## TASK INPUTS

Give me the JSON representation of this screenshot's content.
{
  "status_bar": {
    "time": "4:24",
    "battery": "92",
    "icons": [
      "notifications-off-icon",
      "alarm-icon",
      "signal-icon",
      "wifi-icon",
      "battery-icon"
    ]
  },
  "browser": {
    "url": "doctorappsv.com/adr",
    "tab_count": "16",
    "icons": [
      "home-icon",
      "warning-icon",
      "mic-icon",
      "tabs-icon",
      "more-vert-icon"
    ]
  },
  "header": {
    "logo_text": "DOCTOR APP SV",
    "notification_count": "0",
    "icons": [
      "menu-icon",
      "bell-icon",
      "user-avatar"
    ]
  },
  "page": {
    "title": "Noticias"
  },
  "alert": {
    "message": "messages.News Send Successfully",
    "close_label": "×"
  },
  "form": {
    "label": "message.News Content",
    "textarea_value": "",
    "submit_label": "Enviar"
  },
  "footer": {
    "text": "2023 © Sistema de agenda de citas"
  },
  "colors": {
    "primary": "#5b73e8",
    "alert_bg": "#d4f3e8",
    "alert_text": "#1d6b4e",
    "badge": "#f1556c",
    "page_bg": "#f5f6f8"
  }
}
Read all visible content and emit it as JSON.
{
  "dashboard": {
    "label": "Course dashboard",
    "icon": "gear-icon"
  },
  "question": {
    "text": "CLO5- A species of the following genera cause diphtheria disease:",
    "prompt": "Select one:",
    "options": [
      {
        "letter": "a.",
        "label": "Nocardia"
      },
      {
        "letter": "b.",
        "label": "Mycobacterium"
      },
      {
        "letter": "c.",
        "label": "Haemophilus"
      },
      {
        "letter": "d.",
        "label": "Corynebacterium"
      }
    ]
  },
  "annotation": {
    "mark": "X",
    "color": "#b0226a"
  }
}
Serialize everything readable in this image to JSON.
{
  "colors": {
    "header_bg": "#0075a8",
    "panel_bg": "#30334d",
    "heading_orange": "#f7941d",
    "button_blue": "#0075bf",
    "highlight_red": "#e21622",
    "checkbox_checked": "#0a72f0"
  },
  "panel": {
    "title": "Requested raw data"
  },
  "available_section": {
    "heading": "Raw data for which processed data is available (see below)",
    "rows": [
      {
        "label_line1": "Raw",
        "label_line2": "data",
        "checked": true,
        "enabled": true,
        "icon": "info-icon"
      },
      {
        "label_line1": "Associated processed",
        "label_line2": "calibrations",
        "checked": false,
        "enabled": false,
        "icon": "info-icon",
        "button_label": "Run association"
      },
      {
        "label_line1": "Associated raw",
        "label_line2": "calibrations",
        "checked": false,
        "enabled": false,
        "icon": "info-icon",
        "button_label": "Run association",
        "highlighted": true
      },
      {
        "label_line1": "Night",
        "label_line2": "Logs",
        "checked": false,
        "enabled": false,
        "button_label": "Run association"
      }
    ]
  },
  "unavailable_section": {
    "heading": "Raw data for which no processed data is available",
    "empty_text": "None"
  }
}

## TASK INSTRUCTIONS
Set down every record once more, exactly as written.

## RESPONSE TO THIS TASK
Give me the JSON representation of this screenshot's content.
{
  "status_bar": {
    "time": "4:24",
    "battery": "92",
    "icons": [
      "notifications-off-icon",
      "alarm-icon",
      "signal-icon",
      "wifi-icon",
      "battery-icon"
    ]
  },
  "browser": {
    "url": "doctorappsv.com/adr",
    "tab_count": "16",
    "icons": [
      "home-icon",
      "warning-icon",
      "mic-icon",
      "tabs-icon",
      "more-vert-icon"
    ]
  },
  "header": {
    "logo_text": "DOCTOR APP SV",
    "notification_count": "0",
    "icons": [
      "menu-icon",
      "bell-icon",
      "user-avatar"
    ]
  },
  "page": {
    "title": "Noticias"
  },
  "alert": {
    "message": "messages.News Send Successfully",
    "close_label": "×"
  },
  "form": {
    "label": "message.News Content",
    "textarea_value": "",
    "submit_label": "Enviar"
  },
  "footer": {
    "text": "2023 © Sistema de agenda de citas"
  },
  "colors": {
    "primary": "#5b73e8",
    "alert_bg": "#d4f3e8",
    "alert_text": "#1d6b4e",
    "badge": "#f1556c",
    "page_bg": "#f5f6f8"
  }
}
Read all visible content and emit it as JSON.
{
  "dashboard": {
    "label": "Course dashboard",
    "icon": "gear-icon"
  },
  "question": {
    "text": "CLO5- A species of the following genera cause diphtheria disease:",
    "prompt": "Select one:",
    "options": [
      {
        "letter": "a.",
        "label": "Nocardia"
      },
      {
        "letter": "b.",
        "label": "Mycobacterium"
      },
      {
        "letter": "c.",
        "label": "Haemophilus"
      },
      {
        "letter": "d.",
        "label": "Corynebacterium"
      }
    ]
  },
  "annotation": {
    "mark": "X",
    "color": "#b0226a"
  }
}
Serialize everything readable in this image to JSON.
{
  "colors": {
    "header_bg": "#0075a8",
    "panel_bg": "#30334d",
    "heading_orange": "#f7941d",
    "button_blue": "#0075bf",
    "highlight_red": "#e21622",
    "checkbox_checked": "#0a72f0"
  },
  "panel": {
    "title": "Requested raw data"
  },
  "available_section": {
    "heading": "Raw data for which processed data is available (see below)",
    "rows": [
      {
        "label_line1": "Raw",
        "label_line2": "data",
        "checked": true,
        "enabled": true,
        "icon": "info-icon"
      },
      {
        "label_line1": "Associated processed",
        "label_line2": "calibrations",
        "checked": false,
        "enabled": false,
        "icon": "info-icon",
        "button_label": "Run association"
      },
      {
        "label_line1": "Associated raw",
        "label_line2": "calibrations",
        "checked": false,
        "enabled": false,
        "icon": "info-icon",
        "button_label": "Run association",
        "highlighted": true
      },
      {
        "label_line1": "Night",
        "label_line2": "Logs",
        "checked": false,
        "enabled": false,
        "button_label": "Run association"
      }
    ]
  },
  "unavailable_section": {
    "heading": "Raw data for which no processed data is available",
    "empty_text": "None"
  }
}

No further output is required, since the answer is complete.